I Tumble. Occasionally I look back through time’s foggy filter at those 52 jokers; memories from four decades past. We worked in groups, rotating every few hours. We acted like animals, like statues, like furniture. We mimed. We made costumes and built props. We put on makeup, and for months we learned from the masters.
Clown College, convened in Venice Florida, in a building resembling a vintage airplane hanger. The inside was retrofitted with seating and 3 rings, every inch reeking of historic circus lore. If Harry Potter had lived, you’d have met him here. In the fall of ’74 each member of our circus faculty was an artistic master of his or her craft, unselfishly gifting us a lifetime of experience. Managing us like like feral cats, they focused our instinctive energy, trained us, and rewarded us with new found talent. They were older clowns, jugglers, prop builders, balancing experts, mimes, costumers and a retired flyer who taught tumbling. Daily sessions of learning and passion looped and lingered as we consumed each craft with attention to detail and persistent practice. We were lions on raw meat. Talent was requisite, but instinct and raw gumption was paramount.
Still, insecurity was a caged companion, pacing and persisting, demanding attention. Its morning roar screamed ‘success is not in your arena.’ It’s purr whispered a murmuring interrogation. “When will these incredible trainers realize that I don’t belong here? I’m not that good. They’ll probably set me free and send me back home.”
But schedules allotted no time for the precarious thoughts of self doubt. Clowning was too physical, too frantic. This was circus! Don’t think! Move! I still tingle in fear and wonder at recollections of old man Guyona. “You do eet. Fleep!” he’d say in heavily accented English, but before you could say,”I don’t know how to do a flip …” he barked “Do EET!” And suddenly, a fearful impulsiveness would cause you to “Do EET!” …. and like the lion from The Wizard of Oz … you ran, you rolled, you dove, and you flipped and right behind you was the next person, and then the next, on mats on a mini trampoline, over each other, off each other. Success wasn’t pretty, but “You deed EET!” Such is my warm recollection.
Old man Guyona, by-passing logical mind harnessed the fight-or-flight instinct. He had passed this training on to his family of flyers who risked their lives on the trapeze each day doing doubles, triples, and double doubles, with a net beneath meant only to catch them when the act finished.
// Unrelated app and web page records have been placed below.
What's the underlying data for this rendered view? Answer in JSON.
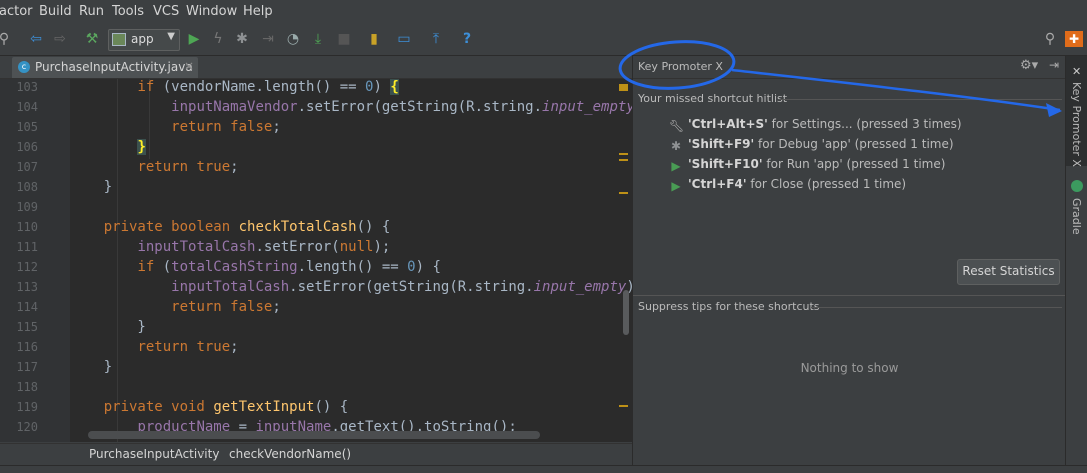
{
  "menu": [
    "actor",
    "Build",
    "Run",
    "Tools",
    "VCS",
    "Window",
    "Help"
  ],
  "toolbar": {
    "run_config": "app",
    "icons": [
      "search-everywhere-icon",
      "back-icon",
      "forward-icon",
      "make-project-icon",
      "run-config-icon",
      "run-icon",
      "apply-changes-icon",
      "debug-icon",
      "attach-debugger-icon",
      "profile-icon",
      "sync-icon",
      "stop-icon",
      "sdk-manager-icon",
      "avd-manager-icon",
      "sync-gradle-icon",
      "help-icon",
      "search-icon",
      "plugin-icon"
    ]
  },
  "tab": {
    "label": "PurchaseInputActivity.java",
    "close": "×"
  },
  "editor": {
    "line_numbers": [
      "103",
      "104",
      "105",
      "106",
      "107",
      "108",
      "109",
      "110",
      "111",
      "112",
      "113",
      "114",
      "115",
      "116",
      "117",
      "118",
      "119",
      "120"
    ]
  },
  "breadcrumb": {
    "class": "PurchaseInputActivity",
    "separator": "›",
    "method": "checkVendorName()"
  },
  "key_promoter": {
    "title": "Key Promoter X",
    "hitlist_title": "Your missed shortcut hitlist",
    "hits": [
      {
        "icon": "wrench-icon",
        "shortcut": "'Ctrl+Alt+S'",
        "text": " for Settings... (pressed 3 times)"
      },
      {
        "icon": "debug-icon",
        "shortcut": "'Shift+F9'",
        "text": " for Debug 'app' (pressed 1 time)"
      },
      {
        "icon": "run-icon",
        "shortcut": "'Shift+F10'",
        "text": " for Run 'app' (pressed 1 time)"
      },
      {
        "icon": "run-icon",
        "shortcut": "'Ctrl+F4'",
        "text": " for Close (pressed 1 time)"
      }
    ],
    "reset_button": "Reset Statistics",
    "suppress_title": "Suppress tips for these shortcuts",
    "empty_text": "Nothing to show"
  },
  "right_strip": {
    "key_promoter_tab": "Key Promoter X",
    "gradle_tab": "Gradle"
  },
  "colors": {
    "annotation": "#2468e8",
    "keyword": "#cc7832",
    "function": "#ffc66d",
    "field": "#9876aa",
    "number": "#6897bb"
  }
}
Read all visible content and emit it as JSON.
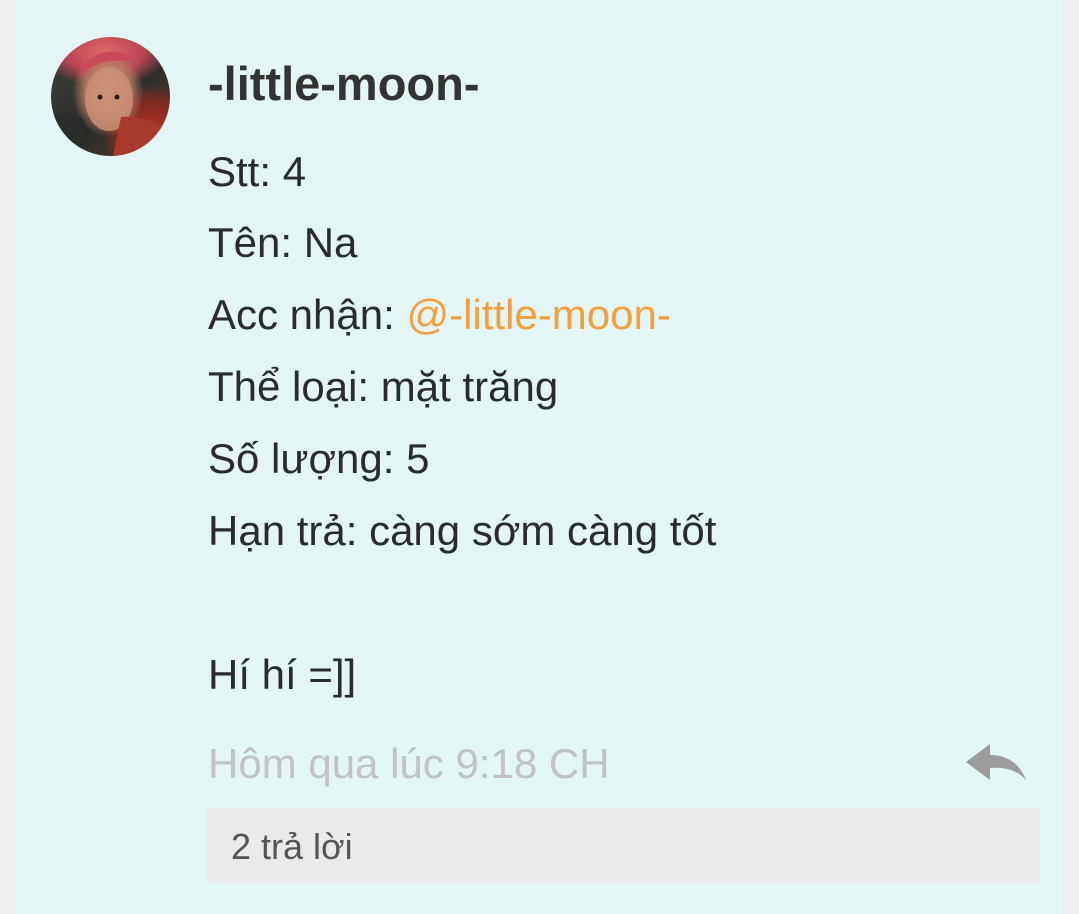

Mistakes were not in the program.
Now he was training us. His magic? A simple mantra. “Do EET!” “Do eet again. Eeets OK, next time …” Tumbling was more than technique, it was a command. You were told to do it, so you did it. You succeeded because no one suggested that you fail. As though you’d always known but nobody ever told you. Old man Gayona simply said it, and it was so. He gave you power; permission to succeed. “Get out of my way, I’m going to dance the jig on the top of this flagpole. “I do EET!”
Sure, I remember nearly breaking my ankle trying to do a flip while dismounting from a unicycle in Dallas two years later. I never did learn that trick. Instead I learned to keep moving. Stop and the next thing in life’s line is going to land on you, to crush you. Don’t think, roll out of its way. When the cast got wet in the shower I cut it off. I deed it. On with the show.
Daily life is a 3 ring circus, a new and unscripted show, complete with daring, danger, and adventure. My collars are no longer stained with a greasepaint halo, but a red nose is a permanent attitude that cannot be erased. My heart no longer pumps slivers of sawdust, but a trained lion doesn’t forget. My folded feet now fit into smaller shoes, but a painted smile shows no fear. And I ready myself to collide with clown characters daily as I look in the morning mirror. A voice, a voice, strong and clear shouts “You DO EET!” There is no choice. Today is here. The lights are on. Get ready. Perform. “Do EET!” Agree to succeed. To run. To balance. To roll. Fly.